Use Of Chemical Preservatives
Preservatives are defined as chemical agents which serve to retard, hinder or mask the undesirable changes in food. These changes may be caused by micro organisms, by enzymes of food or by purely chemical reactions.
Certain chemicals when added in small quantities can hinder undesirable chemical reaction in food by:
1. Interfering with the cell membrane of the microorganism, their enzyme activity or their genetic mechanism.
2. Acting as antioxidants.
Maximum amounts allowed to be added to each type of food is regulated by law because higher concentrations can be a health hazard. Benzoic acid in the form of its sodium salt is an effective inhibitor of moulds and is used extensively for the preservation of jams and jellies.
Some of the other chemical preservatives used are:
1. Potassium metabisulphite
2. Sorbic acid

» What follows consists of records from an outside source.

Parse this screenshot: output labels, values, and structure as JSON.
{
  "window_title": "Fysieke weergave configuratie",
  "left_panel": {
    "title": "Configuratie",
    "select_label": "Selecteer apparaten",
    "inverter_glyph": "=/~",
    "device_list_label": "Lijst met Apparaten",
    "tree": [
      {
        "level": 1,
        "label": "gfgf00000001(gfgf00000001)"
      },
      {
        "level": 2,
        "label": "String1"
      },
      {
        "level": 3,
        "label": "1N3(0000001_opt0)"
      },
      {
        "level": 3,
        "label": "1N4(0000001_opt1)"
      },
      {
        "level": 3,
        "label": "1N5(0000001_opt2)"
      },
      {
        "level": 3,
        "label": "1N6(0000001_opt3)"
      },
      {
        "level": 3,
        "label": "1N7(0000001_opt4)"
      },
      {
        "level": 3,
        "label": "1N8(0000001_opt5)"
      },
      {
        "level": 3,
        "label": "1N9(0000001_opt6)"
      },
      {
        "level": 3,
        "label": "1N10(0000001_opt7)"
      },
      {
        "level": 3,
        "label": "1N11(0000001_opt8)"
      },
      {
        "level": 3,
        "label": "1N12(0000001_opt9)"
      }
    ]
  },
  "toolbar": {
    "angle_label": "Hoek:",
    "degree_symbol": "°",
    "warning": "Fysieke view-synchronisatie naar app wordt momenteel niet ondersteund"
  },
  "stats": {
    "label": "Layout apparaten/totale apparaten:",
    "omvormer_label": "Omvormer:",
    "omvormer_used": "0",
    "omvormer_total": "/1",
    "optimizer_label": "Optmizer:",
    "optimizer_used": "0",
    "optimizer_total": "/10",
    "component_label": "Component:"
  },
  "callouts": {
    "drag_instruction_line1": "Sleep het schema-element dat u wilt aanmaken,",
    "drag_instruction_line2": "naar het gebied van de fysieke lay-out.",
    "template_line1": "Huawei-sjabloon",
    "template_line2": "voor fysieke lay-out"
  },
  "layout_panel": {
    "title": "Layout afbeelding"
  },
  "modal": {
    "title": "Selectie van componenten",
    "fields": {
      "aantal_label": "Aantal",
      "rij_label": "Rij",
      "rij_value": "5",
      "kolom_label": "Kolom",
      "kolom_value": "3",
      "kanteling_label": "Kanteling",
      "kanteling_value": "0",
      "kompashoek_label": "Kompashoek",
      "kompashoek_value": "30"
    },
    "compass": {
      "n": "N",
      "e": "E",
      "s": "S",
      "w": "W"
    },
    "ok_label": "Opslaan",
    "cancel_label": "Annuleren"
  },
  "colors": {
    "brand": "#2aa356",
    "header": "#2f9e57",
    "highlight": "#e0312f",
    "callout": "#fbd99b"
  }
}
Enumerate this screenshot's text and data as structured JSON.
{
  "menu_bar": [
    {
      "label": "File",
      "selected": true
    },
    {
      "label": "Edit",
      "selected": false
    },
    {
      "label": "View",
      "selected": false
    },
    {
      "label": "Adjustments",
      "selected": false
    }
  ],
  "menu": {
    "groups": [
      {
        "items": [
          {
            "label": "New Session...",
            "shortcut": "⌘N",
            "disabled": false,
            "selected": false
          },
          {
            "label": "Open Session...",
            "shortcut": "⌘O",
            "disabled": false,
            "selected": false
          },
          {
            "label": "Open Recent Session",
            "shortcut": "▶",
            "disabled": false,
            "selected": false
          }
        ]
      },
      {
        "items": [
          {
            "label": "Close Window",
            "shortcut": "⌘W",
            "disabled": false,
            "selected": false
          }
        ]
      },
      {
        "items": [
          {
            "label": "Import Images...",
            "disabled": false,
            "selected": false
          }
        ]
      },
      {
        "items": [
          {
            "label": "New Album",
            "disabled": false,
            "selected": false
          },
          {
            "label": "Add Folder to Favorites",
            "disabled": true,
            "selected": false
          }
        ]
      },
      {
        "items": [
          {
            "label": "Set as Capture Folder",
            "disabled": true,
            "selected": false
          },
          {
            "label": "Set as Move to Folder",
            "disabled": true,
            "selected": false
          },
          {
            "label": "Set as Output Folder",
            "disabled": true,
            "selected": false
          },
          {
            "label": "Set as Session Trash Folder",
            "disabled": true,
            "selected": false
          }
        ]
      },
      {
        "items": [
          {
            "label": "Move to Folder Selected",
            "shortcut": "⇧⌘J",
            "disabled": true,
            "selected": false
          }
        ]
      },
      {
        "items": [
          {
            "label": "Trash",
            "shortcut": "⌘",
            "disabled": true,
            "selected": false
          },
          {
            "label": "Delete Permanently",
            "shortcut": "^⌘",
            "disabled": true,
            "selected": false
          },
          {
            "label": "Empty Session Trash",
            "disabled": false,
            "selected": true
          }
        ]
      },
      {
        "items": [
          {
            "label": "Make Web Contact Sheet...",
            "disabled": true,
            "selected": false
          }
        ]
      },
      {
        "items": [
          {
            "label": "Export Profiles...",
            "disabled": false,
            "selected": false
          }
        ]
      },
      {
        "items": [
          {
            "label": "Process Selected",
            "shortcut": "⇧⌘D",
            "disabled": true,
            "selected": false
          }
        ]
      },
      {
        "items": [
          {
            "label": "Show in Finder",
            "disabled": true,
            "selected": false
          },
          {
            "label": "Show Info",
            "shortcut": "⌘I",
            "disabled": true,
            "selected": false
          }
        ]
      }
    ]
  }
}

3. Calcium propionate
4. Sodium benzoate
The development of off-flavours (rancidity) in edible oils is prevented by the use of Butylated Hydroxy Anisole(BHA), Butylated Hydroxy Toluene(BHT), lecithin which are some of the approved antioxidants.
Radiant energy can be used to preserve food. Gamma rays and beta particles produced by special electronic machines are sources of energy used to preserve food.
These waves penetrate throughout the food. As the waves and particles pass through the food, they collide with molecules in the food and in microorganisms. These result in chemical alterations. The goal of irradiation is to kill the microorganism and inactivate the enzymes without altering the food.
Changes in the food are minimized if it is done in a vacuum, and if ascorbic acid is present. Berries and meat are preserved in this way.